Dwynette Eversley, Commonwealth Youth Consultant, a key cog in the formation of the draft policy explained the importance of the initiative.

“A youth policy consolidates all the national initiatives and I congratulate the Government on its dedication and commitment to achieving this policy and its action agenda.”

Eversley warned there is no international standard for an initiative like this indicating there are guidelines to follow.

“There is no international standard document we can look at and say this is a policy, but they are several principles,” Eversley explained. “In 2014, the first Global Forum in international youth policy in Azerbaijan, at that forum concluded with a communique establishing the principals around which youth policy should be incorporated.”

“There are about eight basic policies,” she said. “Youth policy should be correct and that means they are founded within the international human rights framework to which St. Kitts and Nevis and all other countries are apart.”

Eversley said youth policy should be comprehensive and prospective.

“No one ministry or department manages a national youth portfolio,” she said. “That is why there is a need for thorough analysis and inter-sectional drafting of a youth policy.Youth policy should be democratic and participatory and involves as a significant component for all young people.”

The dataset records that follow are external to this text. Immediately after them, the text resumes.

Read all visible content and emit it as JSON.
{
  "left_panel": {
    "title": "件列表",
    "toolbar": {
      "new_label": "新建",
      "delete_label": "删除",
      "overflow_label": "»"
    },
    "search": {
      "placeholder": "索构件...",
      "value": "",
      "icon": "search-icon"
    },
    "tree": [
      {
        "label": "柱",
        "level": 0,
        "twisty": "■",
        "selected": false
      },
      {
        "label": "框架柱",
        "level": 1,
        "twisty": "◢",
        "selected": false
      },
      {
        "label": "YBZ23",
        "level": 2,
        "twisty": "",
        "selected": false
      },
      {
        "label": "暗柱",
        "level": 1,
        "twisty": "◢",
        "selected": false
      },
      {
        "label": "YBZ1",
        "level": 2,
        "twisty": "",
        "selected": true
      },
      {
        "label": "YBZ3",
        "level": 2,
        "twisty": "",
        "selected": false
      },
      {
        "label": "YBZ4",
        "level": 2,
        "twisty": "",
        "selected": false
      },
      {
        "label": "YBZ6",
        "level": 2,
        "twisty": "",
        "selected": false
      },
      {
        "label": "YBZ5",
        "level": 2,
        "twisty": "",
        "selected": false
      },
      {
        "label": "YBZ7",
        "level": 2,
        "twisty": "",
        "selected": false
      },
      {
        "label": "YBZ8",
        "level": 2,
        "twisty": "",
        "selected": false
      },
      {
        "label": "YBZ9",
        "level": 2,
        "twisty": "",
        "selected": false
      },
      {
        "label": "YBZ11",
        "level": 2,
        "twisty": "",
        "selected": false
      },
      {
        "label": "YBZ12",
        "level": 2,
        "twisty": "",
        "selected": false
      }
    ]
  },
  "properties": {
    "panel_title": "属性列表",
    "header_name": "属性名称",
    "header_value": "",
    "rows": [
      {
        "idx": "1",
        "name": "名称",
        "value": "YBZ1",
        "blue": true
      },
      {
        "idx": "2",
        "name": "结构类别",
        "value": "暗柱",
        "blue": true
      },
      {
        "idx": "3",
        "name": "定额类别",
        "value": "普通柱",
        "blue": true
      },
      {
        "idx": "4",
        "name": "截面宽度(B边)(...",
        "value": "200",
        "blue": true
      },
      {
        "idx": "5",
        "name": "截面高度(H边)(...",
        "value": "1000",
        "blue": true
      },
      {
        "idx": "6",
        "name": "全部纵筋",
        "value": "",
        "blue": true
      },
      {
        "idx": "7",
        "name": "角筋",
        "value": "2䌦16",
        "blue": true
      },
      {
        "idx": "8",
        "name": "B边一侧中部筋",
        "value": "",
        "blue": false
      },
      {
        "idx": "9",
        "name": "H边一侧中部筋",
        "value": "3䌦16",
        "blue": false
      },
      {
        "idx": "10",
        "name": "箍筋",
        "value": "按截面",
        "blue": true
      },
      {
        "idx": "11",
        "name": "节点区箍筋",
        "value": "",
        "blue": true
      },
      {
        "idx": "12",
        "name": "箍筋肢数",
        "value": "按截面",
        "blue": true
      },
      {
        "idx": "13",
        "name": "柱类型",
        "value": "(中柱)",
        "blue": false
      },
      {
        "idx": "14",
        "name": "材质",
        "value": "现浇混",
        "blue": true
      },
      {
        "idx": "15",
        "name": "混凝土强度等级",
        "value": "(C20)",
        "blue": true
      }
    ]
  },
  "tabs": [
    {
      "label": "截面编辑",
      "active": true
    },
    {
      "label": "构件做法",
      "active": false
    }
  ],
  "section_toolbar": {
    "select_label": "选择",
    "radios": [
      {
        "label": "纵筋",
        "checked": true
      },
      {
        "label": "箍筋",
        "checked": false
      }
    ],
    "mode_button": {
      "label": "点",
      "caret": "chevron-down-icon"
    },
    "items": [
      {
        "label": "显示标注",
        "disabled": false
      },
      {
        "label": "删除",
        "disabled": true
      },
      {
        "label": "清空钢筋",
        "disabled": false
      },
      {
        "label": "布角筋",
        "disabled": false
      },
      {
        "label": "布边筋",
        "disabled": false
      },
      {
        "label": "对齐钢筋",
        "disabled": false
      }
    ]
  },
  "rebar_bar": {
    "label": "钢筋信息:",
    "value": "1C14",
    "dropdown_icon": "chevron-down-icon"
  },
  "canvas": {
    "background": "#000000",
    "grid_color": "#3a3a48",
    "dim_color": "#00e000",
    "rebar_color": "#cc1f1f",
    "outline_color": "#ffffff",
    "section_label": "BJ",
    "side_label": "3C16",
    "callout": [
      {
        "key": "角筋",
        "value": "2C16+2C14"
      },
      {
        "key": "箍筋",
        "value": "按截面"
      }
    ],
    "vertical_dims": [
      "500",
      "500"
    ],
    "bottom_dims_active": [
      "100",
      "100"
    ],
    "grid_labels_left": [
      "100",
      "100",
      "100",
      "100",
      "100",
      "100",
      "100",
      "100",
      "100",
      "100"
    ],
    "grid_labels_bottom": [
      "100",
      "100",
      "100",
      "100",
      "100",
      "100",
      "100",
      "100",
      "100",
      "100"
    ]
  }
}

She described youth policy as inclusive; fairly budgeted and financed;have a gender-sensitive policy and promote gender equality Data will be used draft a Youth Policy which will be presented to Parliament.